That is because they take our economy for granted. They do not understand that before one can apportion or redistribute wealth, one has to create it, and one has to create it again and again. Under Sinn Féin, the cake would be smaller and that would mean less for everyone in due course.
Finally, with regard to climate, it was significant that, as Deputy Bacik rightly pointed out, climate was not referred to in the Sinn Féin motion and was barely mentioned, if at all, in Deputy McDonald's speech.
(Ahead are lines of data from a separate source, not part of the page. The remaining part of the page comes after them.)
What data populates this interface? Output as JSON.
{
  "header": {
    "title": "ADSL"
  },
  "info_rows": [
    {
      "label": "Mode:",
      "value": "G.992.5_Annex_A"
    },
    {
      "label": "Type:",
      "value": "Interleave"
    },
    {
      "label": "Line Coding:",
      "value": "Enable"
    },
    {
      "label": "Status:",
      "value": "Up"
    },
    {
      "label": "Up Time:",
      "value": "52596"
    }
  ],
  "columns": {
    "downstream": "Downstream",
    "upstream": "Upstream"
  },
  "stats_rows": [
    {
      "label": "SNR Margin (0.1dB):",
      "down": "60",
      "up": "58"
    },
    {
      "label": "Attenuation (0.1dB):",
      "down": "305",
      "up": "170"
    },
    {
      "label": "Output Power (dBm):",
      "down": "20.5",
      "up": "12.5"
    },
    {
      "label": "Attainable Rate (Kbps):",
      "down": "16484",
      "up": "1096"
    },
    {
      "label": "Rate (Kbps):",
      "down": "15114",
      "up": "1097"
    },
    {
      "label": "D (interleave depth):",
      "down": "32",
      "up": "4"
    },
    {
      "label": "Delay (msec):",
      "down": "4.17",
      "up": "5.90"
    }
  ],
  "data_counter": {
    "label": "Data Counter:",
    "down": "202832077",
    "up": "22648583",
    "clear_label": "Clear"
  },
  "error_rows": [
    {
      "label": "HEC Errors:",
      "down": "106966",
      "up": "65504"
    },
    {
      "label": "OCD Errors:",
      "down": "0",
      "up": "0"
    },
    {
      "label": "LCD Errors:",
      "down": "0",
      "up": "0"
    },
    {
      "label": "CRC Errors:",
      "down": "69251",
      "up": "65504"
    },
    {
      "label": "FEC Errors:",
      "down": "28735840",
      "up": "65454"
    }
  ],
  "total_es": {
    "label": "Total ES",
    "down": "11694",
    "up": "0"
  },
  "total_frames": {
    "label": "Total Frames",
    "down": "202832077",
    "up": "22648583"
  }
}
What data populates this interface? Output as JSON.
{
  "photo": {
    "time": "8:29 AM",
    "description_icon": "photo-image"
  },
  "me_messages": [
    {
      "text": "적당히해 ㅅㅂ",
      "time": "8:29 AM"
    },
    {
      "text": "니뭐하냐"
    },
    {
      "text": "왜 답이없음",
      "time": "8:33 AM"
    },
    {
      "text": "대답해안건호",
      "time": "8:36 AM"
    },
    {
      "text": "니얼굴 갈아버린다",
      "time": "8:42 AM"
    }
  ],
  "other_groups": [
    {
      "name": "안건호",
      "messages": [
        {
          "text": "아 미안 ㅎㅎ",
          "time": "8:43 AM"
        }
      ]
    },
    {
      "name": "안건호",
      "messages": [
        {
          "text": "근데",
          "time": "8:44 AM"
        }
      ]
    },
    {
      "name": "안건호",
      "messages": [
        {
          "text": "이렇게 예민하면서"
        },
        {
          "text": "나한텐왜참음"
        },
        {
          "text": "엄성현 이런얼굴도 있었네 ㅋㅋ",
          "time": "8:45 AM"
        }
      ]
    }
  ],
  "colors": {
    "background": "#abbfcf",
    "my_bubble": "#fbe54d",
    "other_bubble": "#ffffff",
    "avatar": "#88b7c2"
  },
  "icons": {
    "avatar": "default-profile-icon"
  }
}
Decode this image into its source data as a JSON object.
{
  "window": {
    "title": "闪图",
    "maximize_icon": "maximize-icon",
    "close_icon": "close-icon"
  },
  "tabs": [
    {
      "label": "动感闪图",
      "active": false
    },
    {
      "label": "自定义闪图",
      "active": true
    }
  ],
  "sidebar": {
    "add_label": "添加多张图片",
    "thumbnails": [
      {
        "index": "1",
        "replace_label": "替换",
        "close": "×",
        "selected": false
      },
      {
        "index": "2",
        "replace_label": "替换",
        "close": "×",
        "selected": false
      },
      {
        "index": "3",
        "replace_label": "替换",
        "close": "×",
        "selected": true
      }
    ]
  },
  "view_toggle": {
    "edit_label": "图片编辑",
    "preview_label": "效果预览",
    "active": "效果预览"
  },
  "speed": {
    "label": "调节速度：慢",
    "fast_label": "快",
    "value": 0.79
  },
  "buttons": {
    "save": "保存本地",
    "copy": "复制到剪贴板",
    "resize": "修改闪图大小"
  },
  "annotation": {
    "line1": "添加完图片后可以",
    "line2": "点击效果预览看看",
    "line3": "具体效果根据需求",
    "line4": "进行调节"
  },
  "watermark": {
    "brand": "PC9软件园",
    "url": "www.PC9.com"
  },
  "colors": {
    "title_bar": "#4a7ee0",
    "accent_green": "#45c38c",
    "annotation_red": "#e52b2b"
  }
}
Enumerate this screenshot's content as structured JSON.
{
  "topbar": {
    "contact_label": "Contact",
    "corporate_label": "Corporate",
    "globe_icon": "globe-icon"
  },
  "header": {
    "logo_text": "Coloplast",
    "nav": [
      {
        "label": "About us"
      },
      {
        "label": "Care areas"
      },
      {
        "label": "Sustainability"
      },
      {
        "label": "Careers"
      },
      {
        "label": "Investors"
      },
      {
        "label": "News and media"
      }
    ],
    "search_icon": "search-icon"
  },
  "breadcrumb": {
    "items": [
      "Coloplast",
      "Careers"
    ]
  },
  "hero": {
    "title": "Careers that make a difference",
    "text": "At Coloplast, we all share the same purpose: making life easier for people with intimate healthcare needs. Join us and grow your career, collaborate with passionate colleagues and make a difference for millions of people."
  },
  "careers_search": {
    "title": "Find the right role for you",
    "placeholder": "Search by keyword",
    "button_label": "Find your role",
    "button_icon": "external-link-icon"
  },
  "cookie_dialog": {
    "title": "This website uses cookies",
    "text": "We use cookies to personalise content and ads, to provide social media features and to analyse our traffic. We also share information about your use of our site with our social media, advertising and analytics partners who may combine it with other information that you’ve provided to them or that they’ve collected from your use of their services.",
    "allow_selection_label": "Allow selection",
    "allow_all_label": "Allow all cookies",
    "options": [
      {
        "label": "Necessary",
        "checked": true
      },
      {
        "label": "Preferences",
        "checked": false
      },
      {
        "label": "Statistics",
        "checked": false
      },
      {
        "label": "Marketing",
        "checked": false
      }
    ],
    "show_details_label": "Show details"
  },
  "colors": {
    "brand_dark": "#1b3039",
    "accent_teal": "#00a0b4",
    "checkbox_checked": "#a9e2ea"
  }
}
That is because Sinn Féin is a climate-sceptic party.
Cathal Berry, Colm Brophy, James Browne, Richard Bruton, Colm Burke, Peter Burke, Mary Butler, Thomas Byrne, Jackie Cahill, Dara Calleary, Seán Canney, Ciarán Cannon, Joe Carey, Jennifer Carroll MacNeill, Jack Chambers, Niall Collins, Patrick Costello, Simon Coveney, Barry Cowen, Michael Creed, Cathal Crowe, Cormac Devlin, Alan Dillon, Stephen Donnelly, Paschal Donohoe, Francis Noel Duffy, Damien English, Frank Feighan, Peter Fitzpatrick, Joe Flaherty, Charles Flanagan, Seán Fleming, Norma Foley, Brendan Griffin, Simon Harris, Seán Haughey, Martin Heydon, Emer Higgins, Neasa Hourigan, Heather Humphreys, Paul Kehoe, John Lahart, James Lawless, Brian Leddin, Michael Lowry, Marc MacSharry, Josepha Madigan, Catherine Martin, Micheál Martin, Steven Matthews, Paul McAuliffe, Charlie McConalogue, Helen McEntee, Michael McGrath, John McGuinness, Joe McHugh, Aindrias Moynihan, Michael Moynihan, Jennifer Murnane O'Connor, Hildegarde Naughton, Malcolm Noonan, Darragh O'Brien, Joe O'Brien, Jim O'Callaghan, James O'Connor, Willie O'Dea, Kieran O'Donnell, Patrick O'Donovan, Fergus O'Dowd, Roderic O'Gorman, Christopher O'Sullivan, Pádraig O'Sullivan, Marc Ó Cathasaigh, Éamon Ó Cuív, John Paul Phelan, Anne Rabbitte, Neale Richmond, Michael Ring, Eamon Ryan, Brendan Smith, Niamh Smyth, Ossian Smyth, David Stanton, Robert Troy, Leo Varadkar.
Chris Andrews, Ivana Bacik, Richard Boyd Barrett, John Brady, Martin Browne, Pat Buckley, Holly Cairns, Matt Carthy, Sorca Clarke, Joan Collins, Michael Collins, Catherine Connolly, Rose Conway-Walsh, Réada Cronin, Seán Crowe, David Cullinane, Pa Daly, Pearse Doherty, Paul Donnelly, Dessie Ellis, Mairead Farrell, Michael Fitzmaurice, Kathleen Funchion, Gary Gannon, Thomas Gould, Johnny Guirke, Marian Harkin, Danny Healy-Rae, Michael Healy-Rae, Brendan Howlin, Alan Kelly, Gino Kenny, Martin Kenny, Claire Kerrane, Pádraig Mac Lochlainn, Mary Lou McDonald, Mattie McGrath, Michael McNamara, Denise Mitchell, Imelda Munster, Catherine Murphy, Paul Murphy, Verona Murphy, Johnny Mythen, Carol Nolan, Cian O'Callaghan, Richard O'Donoghue, Louise O'Reilly, Darren O'Rourke, Eoin Ó Broin, Donnchadh Ó Laoghaire, Ruairi Ó Murchú, Aodhán Ó Ríordáin, Aengus Ó Snodaigh, Thomas Pringle, Maurice Quinlivan, Patricia Ryan, Seán Sherlock, Róisín Shortall, Bríd Smith, Duncan Smith, Brian Stanley, Peadar Tóibín, Pauline Tully, Mark Ward, Jennifer Whitmore.